After the VAFPDB meeting on 11/07/12 I found myself thinking further about the general subject of where our food and wood come from.
Many people these days are intensely interested in knowing more about where our food and wood come from, yet many people (sometimes the same people) don’t want to kill anything. They don’t want to kill any animals and they don’t want to kill any trees. This is a strange attitude.
This attitude is currently on display in the controversy over Bill and Lou, the team of oxen at Green Mountain College. Read this article for background. Some of the online comments are interesting! Secretary of Agriculture Chuck Ross recently issued a statement on this controversy. I support his statement.
Perhaps Green Mountain College can draw inspiration from Mark Zuckerberg, the billionaire founder of Facebook:
In May 2011 Mr. Zuckerberg made a pledge to consume, for one year, only meat he had hunted or slaughtered himself. He got a hunting license and shot a bison. “My personal challenge,” he explained, is “being thankful for the food I have to eat.”
That quote is from a New York Times article last month that reviewed four books about hunting:
NYT hunting 2012-10-01
If one is philosophically opposed to killing and eating Bill and Lou, is one also opposed to hunting for food? They both involve knowing where your food comes from—up close and personal. And this NYT article makes clear that hunting is becoming trendy. Especially for women. Who knew?
Most of our meat comes from a “food system” where we don’t have a personal connection with the animal. Many people object to that, too. Dr. Temple Grandin of Colorado State University is a widely respected authority on humane slaughter. She recently hosted an informative video on this subject: Video Tour of Beef Plant Featuring Temple Grandin. I highly recommend this 10 minute video. Dr. Grandin spoke at the Vermont Grazing and Livestock Conference at the Lake Morey Inn in January to a large and enthusiastic crowd. She is speaking at UVM on Tuesday 11/13 (details).
Back on the subject of hunting, this was also discussed in a Wall Street Journal article earlier this month about the resurgence of wildlife in the eastern United States:
WSJ wildlife 2012-11-03
There is a quote about hunting at the end of the article from a professor of environmental studies at Brandeis University:

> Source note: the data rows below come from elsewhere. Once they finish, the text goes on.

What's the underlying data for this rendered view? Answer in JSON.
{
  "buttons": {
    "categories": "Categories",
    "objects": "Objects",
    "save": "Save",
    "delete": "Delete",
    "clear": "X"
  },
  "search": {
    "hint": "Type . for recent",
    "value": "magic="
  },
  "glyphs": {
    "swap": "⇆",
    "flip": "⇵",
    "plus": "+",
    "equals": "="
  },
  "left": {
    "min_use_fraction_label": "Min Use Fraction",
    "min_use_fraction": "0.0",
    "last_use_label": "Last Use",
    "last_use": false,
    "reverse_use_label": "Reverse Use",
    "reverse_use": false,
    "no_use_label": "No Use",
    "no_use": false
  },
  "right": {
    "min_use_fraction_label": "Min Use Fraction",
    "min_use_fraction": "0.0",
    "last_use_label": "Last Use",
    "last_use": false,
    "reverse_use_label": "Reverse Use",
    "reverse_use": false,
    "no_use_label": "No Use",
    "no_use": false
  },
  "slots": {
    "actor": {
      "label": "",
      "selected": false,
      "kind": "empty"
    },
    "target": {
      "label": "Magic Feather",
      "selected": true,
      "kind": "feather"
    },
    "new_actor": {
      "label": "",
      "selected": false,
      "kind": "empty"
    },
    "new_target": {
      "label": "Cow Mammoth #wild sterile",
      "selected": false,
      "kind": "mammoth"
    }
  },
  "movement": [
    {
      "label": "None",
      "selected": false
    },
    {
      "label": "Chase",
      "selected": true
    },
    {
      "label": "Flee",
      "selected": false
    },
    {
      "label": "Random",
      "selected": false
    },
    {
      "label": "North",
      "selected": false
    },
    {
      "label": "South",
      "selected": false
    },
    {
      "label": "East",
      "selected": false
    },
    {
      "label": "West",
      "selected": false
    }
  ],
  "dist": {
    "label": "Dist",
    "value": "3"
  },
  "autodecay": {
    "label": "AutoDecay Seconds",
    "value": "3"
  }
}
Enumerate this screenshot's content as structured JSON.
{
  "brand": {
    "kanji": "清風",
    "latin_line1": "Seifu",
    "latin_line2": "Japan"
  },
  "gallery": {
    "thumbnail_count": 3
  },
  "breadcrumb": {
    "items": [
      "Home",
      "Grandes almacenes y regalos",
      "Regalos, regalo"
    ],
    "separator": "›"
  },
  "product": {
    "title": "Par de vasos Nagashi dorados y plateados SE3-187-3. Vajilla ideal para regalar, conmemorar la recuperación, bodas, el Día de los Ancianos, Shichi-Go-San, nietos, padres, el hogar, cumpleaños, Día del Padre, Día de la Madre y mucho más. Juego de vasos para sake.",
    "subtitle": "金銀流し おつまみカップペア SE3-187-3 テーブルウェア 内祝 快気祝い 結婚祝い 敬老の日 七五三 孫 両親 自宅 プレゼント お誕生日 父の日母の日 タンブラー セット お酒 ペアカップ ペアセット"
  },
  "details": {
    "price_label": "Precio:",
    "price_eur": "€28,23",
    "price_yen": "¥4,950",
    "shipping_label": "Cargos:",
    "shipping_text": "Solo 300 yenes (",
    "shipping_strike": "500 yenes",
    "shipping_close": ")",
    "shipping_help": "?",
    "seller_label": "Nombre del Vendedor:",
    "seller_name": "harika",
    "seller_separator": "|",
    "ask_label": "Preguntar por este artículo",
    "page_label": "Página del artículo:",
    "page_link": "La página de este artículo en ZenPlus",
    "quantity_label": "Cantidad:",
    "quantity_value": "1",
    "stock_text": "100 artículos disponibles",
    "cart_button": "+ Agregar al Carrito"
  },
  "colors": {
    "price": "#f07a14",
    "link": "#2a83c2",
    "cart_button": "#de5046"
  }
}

[H]unting is good—one of the best, most responsible forms of stewardship of nature.
It is presently deer season in the northeast, and to the many deer hunters at Yankee Farm Credit (a group which includes women), good luck! And be safe.
The WSJ article included above is by Jim Sterba. Some years ago I saved two other WSJ articles by Mr. Sterba published in 2002 and 2005:
WSJ Great Eastern Forest 2002
WSJ Cut to Preserve 2005
The articles by Mr. Sterba aren’t so much about where our food comes from (except for the comments about hunting), but they have a great deal to say about where our wood comes from. The two topics are closely related, and both are within the purview of the VAFPDB. I highly recommend all three articles. Mr. Sterba has a book coming out next week: Nature Wars: The Incredible Story of How Wildlife Comebacks Turned Backyards into Battlegrounds. I expect that will be interesting, too.
Back on the subject of food, in 2008 the Vermont Large Farm Dairy Conference featured a speaker from Nebraska named Trent Loos. He had a quote that has stuck with me:
Everything lives, everything dies, and death with a purpose brings full meaning to life.
I agree. For more information about that conference and Mr. Loos’s comments, see this blog post.
What do Vermont farmers think about all this? For one view I recommend this blog: Farm Life Love. This blog is by Joanna Lidback who farms with her husband and 1-year old son in Barton. Here’s what she says about herself:
I am a 30-something who recently got married, had a son and moved to a dairy farm in rural Vermont. We milk about 30 cows and have about 45 youngtock. I work part-time from home which allows me to be home with the baby. I’m learning more and more each day about being a mom, wife, career woman, dairy farmer, home-maker. It’s exhausting at times but I’m feeling truly blessed.
Full disclosure: Joanna works part-time for Farm Credit, but not for Yankee Farm Credit. She works remotely from home for our neighbor Farm Credit East which is headquartered in Connecticut. Some of you may be familiar with the Northeast Dairy Farm Summary (aka the “blue book”) published by Farm Credit. Joanna has been the lead author of that publication for several years.
Joanna tells moving stories. Relevant to the discussion about Bill and Lou is this post:
It’s a Good Day to Put the OId Girl Down
Also relevant are her posts about selling Jersey beef at the local farmers’ market:
Got Jersey Beef?
For the Love of Jersey Beef
Our First Farmers’ Market
Farmers’ Market Conversations, Part I: You Have to Believe in Your Product
Farmers’ Market Conversations, Part II: Our Chosen Farming Practices
So where does our food and wood come from? Largely from killing things. Life cannot exist without killing things. Now there’s a paradox to ponder.